Salaam Abdul Khaliq reveals a surefire road to riches for every floppo writer:
OK, here it is – and you need to sit down for this – it’s called “The Islamophobia cash cow.”
Post 9/11, the fastest and surest way to gain celebrity status in the West and garner respect and attention you would otherwise never achieve on your own mediocre merit is to go on an “Islam-bashing” campaign.
And, mind you, you don’t need to be an expert on the subject matter, just make sure to quote verses from the Qur’an out of context, cite Osama Bin Laden as the role model of Muslim behavior, bank on tired canaries like “Islam oppresses women,” and “Islam was spread by the sword,” and other washed out clichés, and voila!

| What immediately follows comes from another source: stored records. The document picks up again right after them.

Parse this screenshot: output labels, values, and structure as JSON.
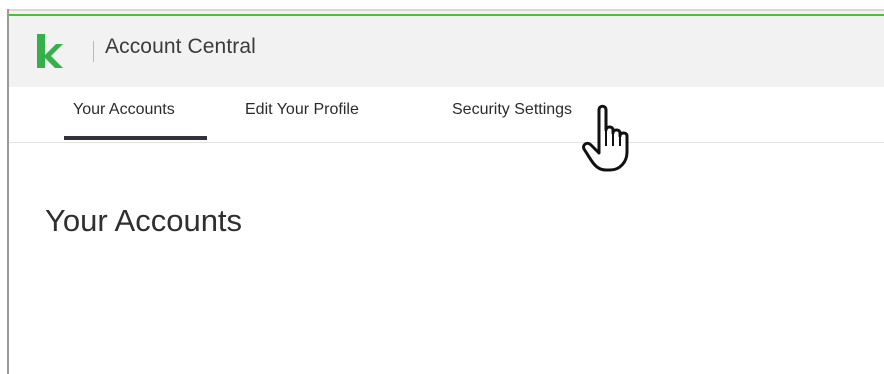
{
  "header": {
    "app_title": "Account Central",
    "logo_name": "keap-logo",
    "accent_color": "#4fbf3a"
  },
  "tabs": [
    {
      "label": "Your Accounts",
      "active": true
    },
    {
      "label": "Edit Your Profile",
      "active": false
    },
    {
      "label": "Security Settings",
      "active": false,
      "hovered": true
    }
  ],
  "main": {
    "page_title": "Your Accounts"
  },
  "cursor": {
    "type": "hand-pointer-icon"
  }
}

You’re a celebrity, a famous author (a rich, famous author, mind you), a Good Samaritan defending the civilized world from the evils of Islam.
The Hyacinth Girl is puzzled by those tired canaries:
Is it something like misdirection, like a magician pulling a dove out of his sleeve? And why are these canaries so tired?
I believe “tired canaries” was first used in the 1934 Warner Bros gangster movie Canary On The Lam, starring Joan Blondell. Jimmy Cagney wanders into the top nightclub Le Hot Canard and finds the Hatcheck Sisters’ rendition of “There’s Yes-Yes In My Baby’s Eyes” a wee bit underpowered, and advises Benny Goodman (in a tired cameo), “Say, your canaries sound tired tonight, boss…” But my memory may be playing tricks.
Alternatively, they may be tired like canaries in the coal mine shortly before expiring.